- Tim will not be liable for the 10% withdrawal penalty if he is under 59 and a half years old
- Tim can rollover a distribution from the 401(k) to another plan. However, if Tim rolls over a distribution into an IRA, any subsequent distribution from the IRA will be subject to the 10% early withdrawal penalty if Tim is under 59 and a half years old when he takes the distribution from the IRA.
So What is a QDRO?
A QDRO is a judgment, decree, or order that meets the following requirements:
- it provides for child support, alimony payments, or marital property rights for a spouse, former spouse, child, or other dependent of a qualified plan participant and is made pursuant to a state domestic relations law
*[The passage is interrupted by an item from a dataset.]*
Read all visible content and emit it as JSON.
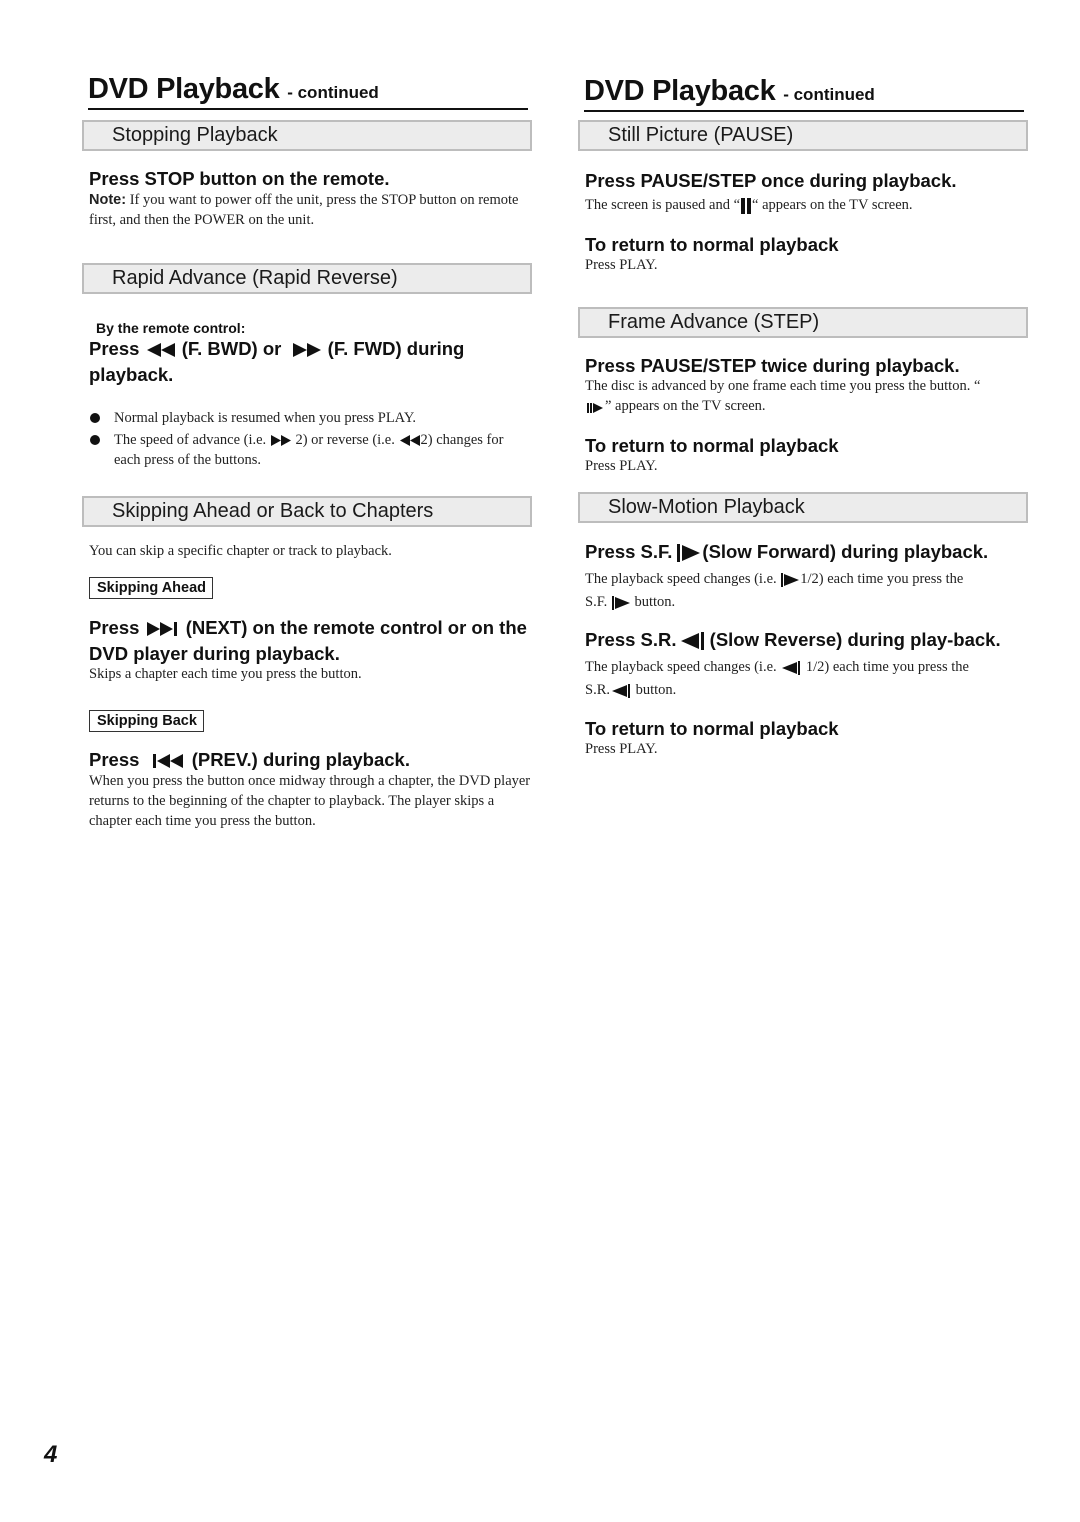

- it creates or recognizes the right of the alternate payee to receive all or a portion of a participant’s benefits under a qualified retirement plan.
It specifies the following:
- the name and last known mailing address of the participant and each alternate payee
- the amount or percentage of the participant’s benefits to be paid to each alternate payee
- the number of payments or periods to which the order relates
- each qualified plan to which the order applies
The IRS is a bit of a stickler when it comes to requiring this information in QDROs. If any of the above information is not in the QDRO, the IRS may argue that the division is a taxable distribution from the participant’s qualified plan. This would result in immediate taxation to the plan participant, the 10% penalty, and may jeopardize the entire qualified plan because benefits were assigned to a non-participant.
IRAs are Different
The rules regarding QDROs do not apply to the division of IRAs. However, the transfer of an individual’s interest in an IRA to a spouse or former spouse under a divorce or separation agreement should not be a taxable event to either spouse.
To receive tax-free treatment, it is critical that the divorce decree specifically require the transfer. It is also very important that the IRA funds be transferred DIRECTLY to the other spouse’s IRA and not first distributed to the spouse who originally owned the IRA. If the IRA owner takes a distribution from the IRA and then transfers the funds into his former spouse’s IRA, he will have taken a taxable distribution from the IRA and could be subject to the 10% early withdrawal penalty.
Once the IRA balance is transferred to the new owner, the new owner will be subject to the 10% early withdrawal penalty if he/she takes a distribution out of the IRA before age 59 and a half. This is different from the rule regarding distributions from qualified plans divided under a QDRO, where the alternate payee’s distributions are not subject to the 10% penalty.
If you have any questions on how this applies to you, please feel free to give us a call.
Buzzkill Disclaimer: This post contains general tax information that may or may not apply in your specific tax situation. Please consult a tax professional before relying on any information contained in this post.